• Exercise aim: Search the records for the word "arrow" and copy each line in which it appears.
(Exercise input begins)
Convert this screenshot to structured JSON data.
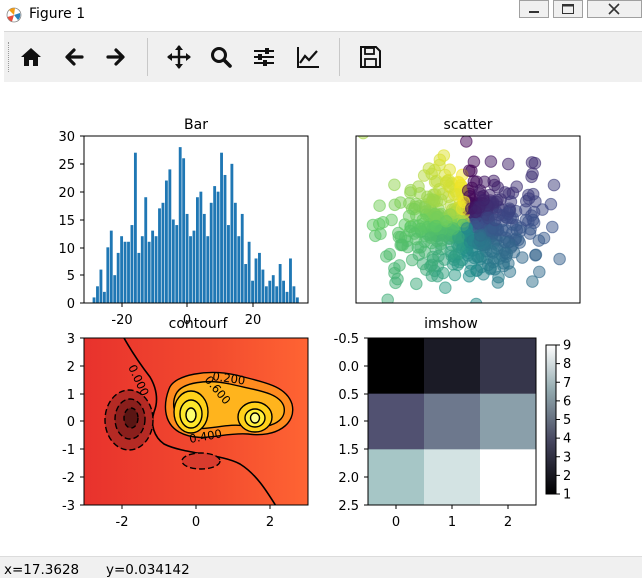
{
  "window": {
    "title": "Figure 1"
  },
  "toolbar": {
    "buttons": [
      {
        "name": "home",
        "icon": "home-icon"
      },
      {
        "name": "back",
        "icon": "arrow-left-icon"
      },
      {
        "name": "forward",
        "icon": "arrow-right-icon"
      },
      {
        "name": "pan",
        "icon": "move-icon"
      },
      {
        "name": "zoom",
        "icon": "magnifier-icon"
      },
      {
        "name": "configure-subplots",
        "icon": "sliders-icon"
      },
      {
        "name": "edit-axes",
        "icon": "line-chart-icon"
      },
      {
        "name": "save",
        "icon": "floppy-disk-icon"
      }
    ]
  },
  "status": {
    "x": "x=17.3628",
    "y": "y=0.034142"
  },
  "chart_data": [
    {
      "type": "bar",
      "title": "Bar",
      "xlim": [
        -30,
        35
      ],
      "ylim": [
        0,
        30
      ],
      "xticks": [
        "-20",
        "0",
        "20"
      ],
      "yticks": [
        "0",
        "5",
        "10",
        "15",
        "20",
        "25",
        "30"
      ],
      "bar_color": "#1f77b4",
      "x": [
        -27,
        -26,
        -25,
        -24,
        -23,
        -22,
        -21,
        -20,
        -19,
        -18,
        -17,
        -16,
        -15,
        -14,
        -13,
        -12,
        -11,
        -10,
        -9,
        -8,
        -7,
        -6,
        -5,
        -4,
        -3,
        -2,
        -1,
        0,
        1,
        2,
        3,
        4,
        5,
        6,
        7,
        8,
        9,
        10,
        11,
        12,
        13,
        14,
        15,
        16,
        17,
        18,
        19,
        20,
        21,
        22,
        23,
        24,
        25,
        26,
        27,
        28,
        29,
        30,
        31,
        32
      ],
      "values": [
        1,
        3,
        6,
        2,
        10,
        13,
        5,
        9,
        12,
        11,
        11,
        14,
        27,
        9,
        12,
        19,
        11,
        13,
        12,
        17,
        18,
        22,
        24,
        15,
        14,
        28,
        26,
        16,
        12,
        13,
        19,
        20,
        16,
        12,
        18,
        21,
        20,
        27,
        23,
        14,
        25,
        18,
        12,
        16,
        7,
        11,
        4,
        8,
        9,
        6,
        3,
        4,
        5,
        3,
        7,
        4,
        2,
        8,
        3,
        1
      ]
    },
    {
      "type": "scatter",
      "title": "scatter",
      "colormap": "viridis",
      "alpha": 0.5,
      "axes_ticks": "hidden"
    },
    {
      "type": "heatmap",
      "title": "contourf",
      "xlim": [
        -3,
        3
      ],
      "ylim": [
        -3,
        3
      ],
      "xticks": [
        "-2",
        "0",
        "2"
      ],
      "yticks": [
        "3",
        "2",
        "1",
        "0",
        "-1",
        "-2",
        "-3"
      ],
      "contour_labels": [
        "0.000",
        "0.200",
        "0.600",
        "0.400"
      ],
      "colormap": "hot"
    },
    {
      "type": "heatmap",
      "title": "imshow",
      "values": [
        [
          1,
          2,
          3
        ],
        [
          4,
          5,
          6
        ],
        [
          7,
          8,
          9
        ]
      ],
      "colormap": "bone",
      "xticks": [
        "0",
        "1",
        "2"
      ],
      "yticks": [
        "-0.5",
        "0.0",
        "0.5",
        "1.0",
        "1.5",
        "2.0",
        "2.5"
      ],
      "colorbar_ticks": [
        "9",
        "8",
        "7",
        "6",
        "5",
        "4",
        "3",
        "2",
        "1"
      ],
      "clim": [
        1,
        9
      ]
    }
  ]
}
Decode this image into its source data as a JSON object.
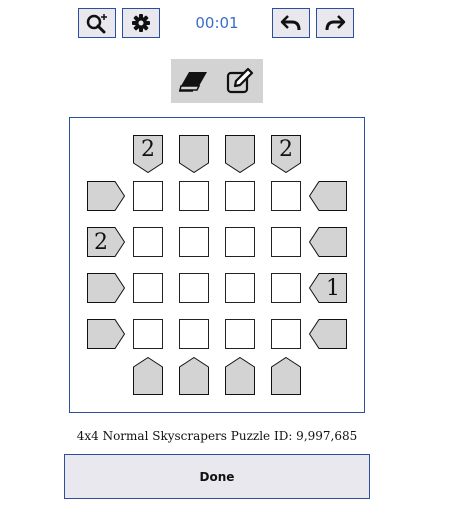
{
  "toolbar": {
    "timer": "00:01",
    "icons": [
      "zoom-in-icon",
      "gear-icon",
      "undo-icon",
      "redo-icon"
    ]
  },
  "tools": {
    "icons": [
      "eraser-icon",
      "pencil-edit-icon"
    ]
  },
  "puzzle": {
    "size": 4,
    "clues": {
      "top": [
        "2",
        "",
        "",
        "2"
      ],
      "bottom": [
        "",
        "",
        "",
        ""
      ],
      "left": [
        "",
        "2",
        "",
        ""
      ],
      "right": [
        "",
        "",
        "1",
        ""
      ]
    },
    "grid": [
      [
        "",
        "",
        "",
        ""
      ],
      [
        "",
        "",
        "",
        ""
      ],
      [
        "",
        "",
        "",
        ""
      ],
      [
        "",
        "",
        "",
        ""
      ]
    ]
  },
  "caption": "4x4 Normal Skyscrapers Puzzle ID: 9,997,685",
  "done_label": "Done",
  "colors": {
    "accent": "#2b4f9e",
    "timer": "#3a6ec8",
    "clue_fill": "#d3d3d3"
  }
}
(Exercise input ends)
• The completed task:
        "icon": "arrow-left-icon"
        "icon": "arrow-right-icon"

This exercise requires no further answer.